And I can relate, at a recent hair salon appointment at a salon I have been going to for over 20 years, I might add, I was told by my stylist(and she is also the owner) that I was the envy of the whole salon. My first reaction was to chuckle, then I told her that the reason I can eat as many calories as I do, and stay so thin was I believe, partly(I do also try to eat healthy and do moderate exercise) because of scleroderma. I commented, they wouldn’t want this disease. My upper torso is very thin and my arms are kind of twig like, even though they do still surprisingly have some muscle tone due to the many years I did strength training. And sure enough, every summer I get comments(mostly from my mother!) on how thin my arms are. My shoulders are very boney as well due to losing muscle from scleroderma. So I know how you feel, gf!

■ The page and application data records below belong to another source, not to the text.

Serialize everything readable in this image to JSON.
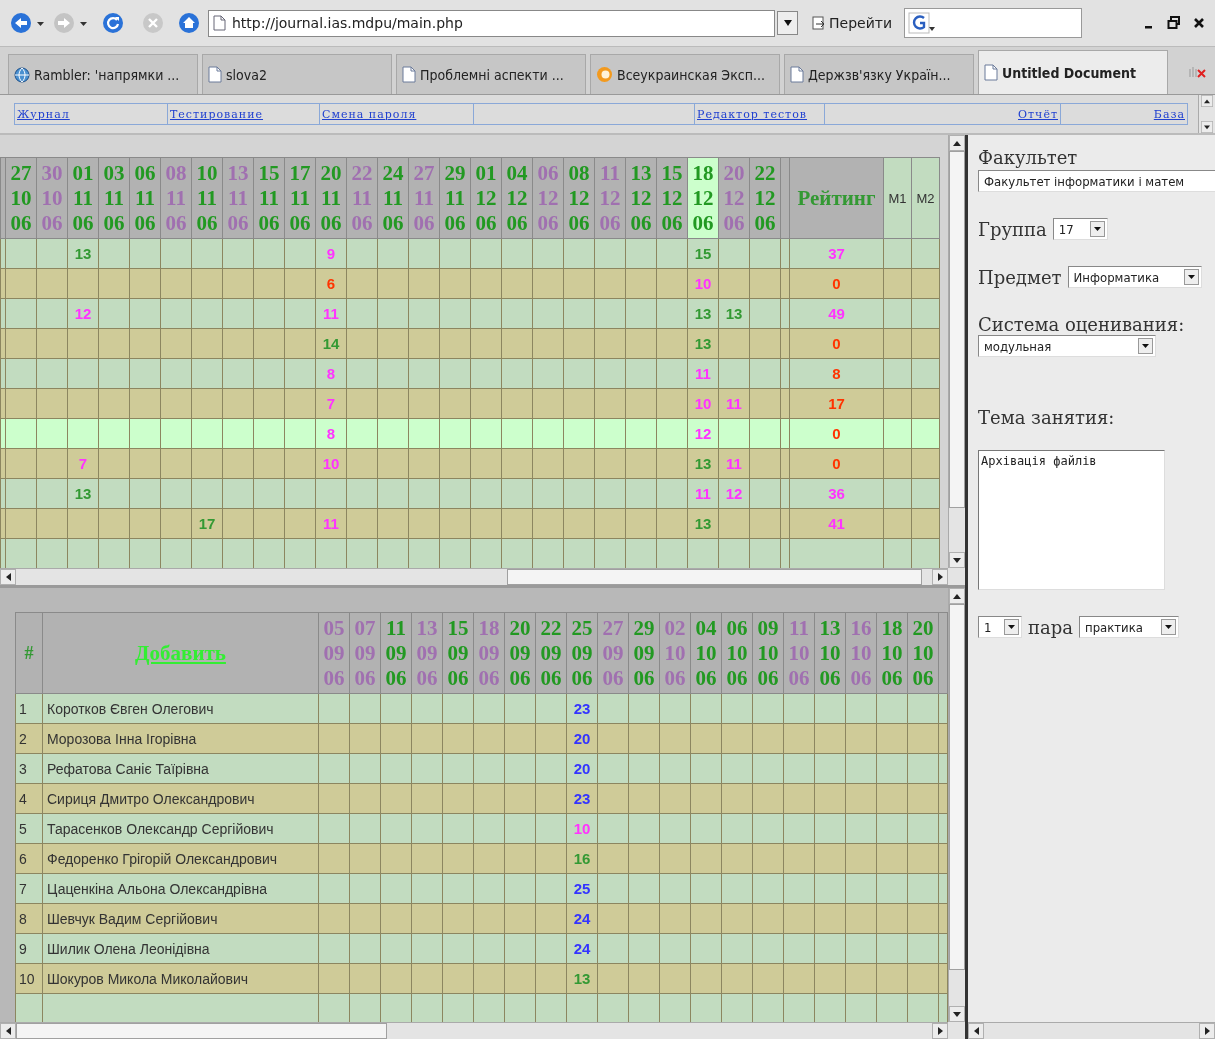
{
  "toolbar": {
    "url": "http://journal.ias.mdpu/main.php",
    "go_button": "Перейти"
  },
  "tabs": [
    {
      "label": "Rambler: 'напрямки ...",
      "kind": "globe",
      "selected": false
    },
    {
      "label": "slova2",
      "kind": "page",
      "selected": false
    },
    {
      "label": "Проблемні аспекти ...",
      "kind": "page",
      "selected": false
    },
    {
      "label": "Всеукраинская Эксп...",
      "kind": "flame",
      "selected": false
    },
    {
      "label": "Держзв'язку Україн...",
      "kind": "page",
      "selected": false
    },
    {
      "label": "Untitled Document",
      "kind": "page",
      "selected": true
    }
  ],
  "nav": {
    "left": [
      "Журнал",
      "Тестирование",
      "Смена пароля"
    ],
    "right": [
      "Редактор тестов",
      "Отчёт",
      "База"
    ]
  },
  "grades": {
    "columns": [
      {
        "day": "27",
        "month": "10",
        "year": "06",
        "color": "#229922",
        "selected": false
      },
      {
        "day": "30",
        "month": "10",
        "year": "06",
        "color": "#a070b0",
        "selected": false
      },
      {
        "day": "01",
        "month": "11",
        "year": "06",
        "color": "#229922",
        "selected": false
      },
      {
        "day": "03",
        "month": "11",
        "year": "06",
        "color": "#229922",
        "selected": false
      },
      {
        "day": "06",
        "month": "11",
        "year": "06",
        "color": "#229922",
        "selected": false
      },
      {
        "day": "08",
        "month": "11",
        "year": "06",
        "color": "#a070b0",
        "selected": false
      },
      {
        "day": "10",
        "month": "11",
        "year": "06",
        "color": "#229922",
        "selected": false
      },
      {
        "day": "13",
        "month": "11",
        "year": "06",
        "color": "#a070b0",
        "selected": false
      },
      {
        "day": "15",
        "month": "11",
        "year": "06",
        "color": "#229922",
        "selected": false
      },
      {
        "day": "17",
        "month": "11",
        "year": "06",
        "color": "#229922",
        "selected": false
      },
      {
        "day": "20",
        "month": "11",
        "year": "06",
        "color": "#229922",
        "selected": false
      },
      {
        "day": "22",
        "month": "11",
        "year": "06",
        "color": "#a070b0",
        "selected": false
      },
      {
        "day": "24",
        "month": "11",
        "year": "06",
        "color": "#229922",
        "selected": false
      },
      {
        "day": "27",
        "month": "11",
        "year": "06",
        "color": "#a070b0",
        "selected": false
      },
      {
        "day": "29",
        "month": "11",
        "year": "06",
        "color": "#229922",
        "selected": false
      },
      {
        "day": "01",
        "month": "12",
        "year": "06",
        "color": "#229922",
        "selected": false
      },
      {
        "day": "04",
        "month": "12",
        "year": "06",
        "color": "#229922",
        "selected": false
      },
      {
        "day": "06",
        "month": "12",
        "year": "06",
        "color": "#a070b0",
        "selected": false
      },
      {
        "day": "08",
        "month": "12",
        "year": "06",
        "color": "#229922",
        "selected": false
      },
      {
        "day": "11",
        "month": "12",
        "year": "06",
        "color": "#a070b0",
        "selected": false
      },
      {
        "day": "13",
        "month": "12",
        "year": "06",
        "color": "#229922",
        "selected": false
      },
      {
        "day": "15",
        "month": "12",
        "year": "06",
        "color": "#229922",
        "selected": false
      },
      {
        "day": "18",
        "month": "12",
        "year": "06",
        "color": "#229922",
        "selected": true
      },
      {
        "day": "20",
        "month": "12",
        "year": "06",
        "color": "#a070b0",
        "selected": false
      },
      {
        "day": "22",
        "month": "12",
        "year": "06",
        "color": "#229922",
        "selected": false
      }
    ],
    "rating_label": "Рейтинг",
    "extra_columns": [
      "M1",
      "M2"
    ],
    "rows": [
      {
        "highlighted": false,
        "rating": {
          "text": "37",
          "color": "#ff33ff"
        },
        "cells": [
          null,
          null,
          {
            "text": "13",
            "color": "#339933"
          },
          null,
          null,
          null,
          null,
          null,
          null,
          null,
          {
            "text": "9",
            "color": "#ff33ff"
          },
          null,
          null,
          null,
          null,
          null,
          null,
          null,
          null,
          null,
          null,
          null,
          {
            "text": "15",
            "color": "#339933"
          },
          null,
          null
        ]
      },
      {
        "highlighted": false,
        "rating": {
          "text": "0",
          "color": "#ff3300"
        },
        "cells": [
          null,
          null,
          null,
          null,
          null,
          null,
          null,
          null,
          null,
          null,
          {
            "text": "6",
            "color": "#ff3300"
          },
          null,
          null,
          null,
          null,
          null,
          null,
          null,
          null,
          null,
          null,
          null,
          {
            "text": "10",
            "color": "#ff33ff"
          },
          null,
          null
        ]
      },
      {
        "highlighted": false,
        "rating": {
          "text": "49",
          "color": "#ff33ff"
        },
        "cells": [
          null,
          null,
          {
            "text": "12",
            "color": "#ff33ff"
          },
          null,
          null,
          null,
          null,
          null,
          null,
          null,
          {
            "text": "11",
            "color": "#ff33ff"
          },
          null,
          null,
          null,
          null,
          null,
          null,
          null,
          null,
          null,
          null,
          null,
          {
            "text": "13",
            "color": "#339933"
          },
          {
            "text": "13",
            "color": "#339933"
          },
          null
        ]
      },
      {
        "highlighted": false,
        "rating": {
          "text": "0",
          "color": "#ff3300"
        },
        "cells": [
          null,
          null,
          null,
          null,
          null,
          null,
          null,
          null,
          null,
          null,
          {
            "text": "14",
            "color": "#339933"
          },
          null,
          null,
          null,
          null,
          null,
          null,
          null,
          null,
          null,
          null,
          null,
          {
            "text": "13",
            "color": "#339933"
          },
          null,
          null
        ]
      },
      {
        "highlighted": false,
        "rating": {
          "text": "8",
          "color": "#ff3300"
        },
        "cells": [
          null,
          null,
          null,
          null,
          null,
          null,
          null,
          null,
          null,
          null,
          {
            "text": "8",
            "color": "#ff33ff"
          },
          null,
          null,
          null,
          null,
          null,
          null,
          null,
          null,
          null,
          null,
          null,
          {
            "text": "11",
            "color": "#ff33ff"
          },
          null,
          null
        ]
      },
      {
        "highlighted": false,
        "rating": {
          "text": "17",
          "color": "#ff3300"
        },
        "cells": [
          null,
          null,
          null,
          null,
          null,
          null,
          null,
          null,
          null,
          null,
          {
            "text": "7",
            "color": "#ff33ff"
          },
          null,
          null,
          null,
          null,
          null,
          null,
          null,
          null,
          null,
          null,
          null,
          {
            "text": "10",
            "color": "#ff33ff"
          },
          {
            "text": "11",
            "color": "#ff33ff"
          },
          null
        ]
      },
      {
        "highlighted": true,
        "rating": {
          "text": "0",
          "color": "#ff3300"
        },
        "cells": [
          null,
          null,
          null,
          null,
          null,
          null,
          null,
          null,
          null,
          null,
          {
            "text": "8",
            "color": "#ff33ff"
          },
          null,
          null,
          null,
          null,
          null,
          null,
          null,
          null,
          null,
          null,
          null,
          {
            "text": "12",
            "color": "#ff33ff"
          },
          null,
          null
        ]
      },
      {
        "highlighted": false,
        "rating": {
          "text": "0",
          "color": "#ff3300"
        },
        "cells": [
          null,
          null,
          {
            "text": "7",
            "color": "#ff33ff"
          },
          null,
          null,
          null,
          null,
          null,
          null,
          null,
          {
            "text": "10",
            "color": "#ff33ff"
          },
          null,
          null,
          null,
          null,
          null,
          null,
          null,
          null,
          null,
          null,
          null,
          {
            "text": "13",
            "color": "#339933"
          },
          {
            "text": "11",
            "color": "#ff33ff"
          },
          null
        ]
      },
      {
        "highlighted": false,
        "rating": {
          "text": "36",
          "color": "#ff33ff"
        },
        "cells": [
          null,
          null,
          {
            "text": "13",
            "color": "#339933"
          },
          null,
          null,
          null,
          null,
          null,
          null,
          null,
          null,
          null,
          null,
          null,
          null,
          null,
          null,
          null,
          null,
          null,
          null,
          null,
          {
            "text": "11",
            "color": "#ff33ff"
          },
          {
            "text": "12",
            "color": "#ff33ff"
          },
          null
        ]
      },
      {
        "highlighted": false,
        "rating": {
          "text": "41",
          "color": "#ff33ff"
        },
        "cells": [
          null,
          null,
          null,
          null,
          null,
          null,
          {
            "text": "17",
            "color": "#339933"
          },
          null,
          null,
          null,
          {
            "text": "11",
            "color": "#ff33ff"
          },
          null,
          null,
          null,
          null,
          null,
          null,
          null,
          null,
          null,
          null,
          null,
          {
            "text": "13",
            "color": "#339933"
          },
          null,
          null
        ]
      }
    ]
  },
  "roster": {
    "number_label": "#",
    "add_link": "Добавить",
    "columns": [
      {
        "day": "05",
        "month": "09",
        "year": "06",
        "color": "#a070b0"
      },
      {
        "day": "07",
        "month": "09",
        "year": "06",
        "color": "#a070b0"
      },
      {
        "day": "11",
        "month": "09",
        "year": "06",
        "color": "#229922"
      },
      {
        "day": "13",
        "month": "09",
        "year": "06",
        "color": "#a070b0"
      },
      {
        "day": "15",
        "month": "09",
        "year": "06",
        "color": "#229922"
      },
      {
        "day": "18",
        "month": "09",
        "year": "06",
        "color": "#a070b0"
      },
      {
        "day": "20",
        "month": "09",
        "year": "06",
        "color": "#229922"
      },
      {
        "day": "22",
        "month": "09",
        "year": "06",
        "color": "#229922"
      },
      {
        "day": "25",
        "month": "09",
        "year": "06",
        "color": "#229922"
      },
      {
        "day": "27",
        "month": "09",
        "year": "06",
        "color": "#a070b0"
      },
      {
        "day": "29",
        "month": "09",
        "year": "06",
        "color": "#229922"
      },
      {
        "day": "02",
        "month": "10",
        "year": "06",
        "color": "#a070b0"
      },
      {
        "day": "04",
        "month": "10",
        "year": "06",
        "color": "#229922"
      },
      {
        "day": "06",
        "month": "10",
        "year": "06",
        "color": "#229922"
      },
      {
        "day": "09",
        "month": "10",
        "year": "06",
        "color": "#229922"
      },
      {
        "day": "11",
        "month": "10",
        "year": "06",
        "color": "#a070b0"
      },
      {
        "day": "13",
        "month": "10",
        "year": "06",
        "color": "#229922"
      },
      {
        "day": "16",
        "month": "10",
        "year": "06",
        "color": "#a070b0"
      },
      {
        "day": "18",
        "month": "10",
        "year": "06",
        "color": "#229922"
      },
      {
        "day": "20",
        "month": "10",
        "year": "06",
        "color": "#229922"
      }
    ],
    "rows": [
      {
        "number": "1",
        "name": "Коротков Євген Олегович",
        "cells": [
          null,
          null,
          null,
          null,
          null,
          null,
          null,
          null,
          {
            "text": "23",
            "color": "#3333ff"
          },
          null,
          null,
          null,
          null,
          null,
          null,
          null,
          null,
          null,
          null,
          null
        ]
      },
      {
        "number": "2",
        "name": "Морозова Інна Ігорівна",
        "cells": [
          null,
          null,
          null,
          null,
          null,
          null,
          null,
          null,
          {
            "text": "20",
            "color": "#3333ff"
          },
          null,
          null,
          null,
          null,
          null,
          null,
          null,
          null,
          null,
          null,
          null
        ]
      },
      {
        "number": "3",
        "name": "Рефатова Саніє Таїрівна",
        "cells": [
          null,
          null,
          null,
          null,
          null,
          null,
          null,
          null,
          {
            "text": "20",
            "color": "#3333ff"
          },
          null,
          null,
          null,
          null,
          null,
          null,
          null,
          null,
          null,
          null,
          null
        ]
      },
      {
        "number": "4",
        "name": "Сириця Дмитро Олександрович",
        "cells": [
          null,
          null,
          null,
          null,
          null,
          null,
          null,
          null,
          {
            "text": "23",
            "color": "#3333ff"
          },
          null,
          null,
          null,
          null,
          null,
          null,
          null,
          null,
          null,
          null,
          null
        ]
      },
      {
        "number": "5",
        "name": "Тарасенков Олександр Сергійович",
        "cells": [
          null,
          null,
          null,
          null,
          null,
          null,
          null,
          null,
          {
            "text": "10",
            "color": "#ff33ff"
          },
          null,
          null,
          null,
          null,
          null,
          null,
          null,
          null,
          null,
          null,
          null
        ]
      },
      {
        "number": "6",
        "name": "Федоренко Грігорій Олександрович",
        "cells": [
          null,
          null,
          null,
          null,
          null,
          null,
          null,
          null,
          {
            "text": "16",
            "color": "#339933"
          },
          null,
          null,
          null,
          null,
          null,
          null,
          null,
          null,
          null,
          null,
          null
        ]
      },
      {
        "number": "7",
        "name": "Цаценкіна Альона Олександрівна",
        "cells": [
          null,
          null,
          null,
          null,
          null,
          null,
          null,
          null,
          {
            "text": "25",
            "color": "#3333ff"
          },
          null,
          null,
          null,
          null,
          null,
          null,
          null,
          null,
          null,
          null,
          null
        ]
      },
      {
        "number": "8",
        "name": "Шевчук Вадим Сергійович",
        "cells": [
          null,
          null,
          null,
          null,
          null,
          null,
          null,
          null,
          {
            "text": "24",
            "color": "#3333ff"
          },
          null,
          null,
          null,
          null,
          null,
          null,
          null,
          null,
          null,
          null,
          null
        ]
      },
      {
        "number": "9",
        "name": "Шилик Олена Леонідівна",
        "cells": [
          null,
          null,
          null,
          null,
          null,
          null,
          null,
          null,
          {
            "text": "24",
            "color": "#3333ff"
          },
          null,
          null,
          null,
          null,
          null,
          null,
          null,
          null,
          null,
          null,
          null
        ]
      },
      {
        "number": "10",
        "name": "Шокуров Микола Миколайович",
        "cells": [
          null,
          null,
          null,
          null,
          null,
          null,
          null,
          null,
          {
            "text": "13",
            "color": "#339933"
          },
          null,
          null,
          null,
          null,
          null,
          null,
          null,
          null,
          null,
          null,
          null
        ]
      }
    ]
  },
  "sidebar": {
    "faculty_label": "Факультет",
    "faculty": "Факультет інформатики і матем",
    "group_label": "Группа",
    "group": "17",
    "subject_label": "Предмет",
    "subject": "Информатика",
    "grading_label": "Система оценивания:",
    "grading": "модульная",
    "topic_label": "Тема занятия:",
    "topic": "Архівація файлів",
    "pair_number": "1",
    "pair_label": "пара",
    "lesson_type": "практика"
  }
}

Thanks so much for taking the time to read and comment Denise! Sorry for my very delayed response.
I had a similar experience with my experience. I had a severe flare, lost my ability to walk for about six months, and was on a massive dose of steroids for a long time. I’m doing better now, but my face is still really puffy and I gained about 60 lbs. I’m eating well and exercising nearly every day, but I can’t seem to lose it. I’m happy and grateful to be doing so much better. My new appearance is tough to get used to, though.
Skinny, fat, tall, short…it’s what’s inside that counts and you’ve got that going Lisa!!
Thanks so much Cyndy!
You are always so inspiring, to all women; most of us are so hard on ourselves.
Thanks so much for your encouraging words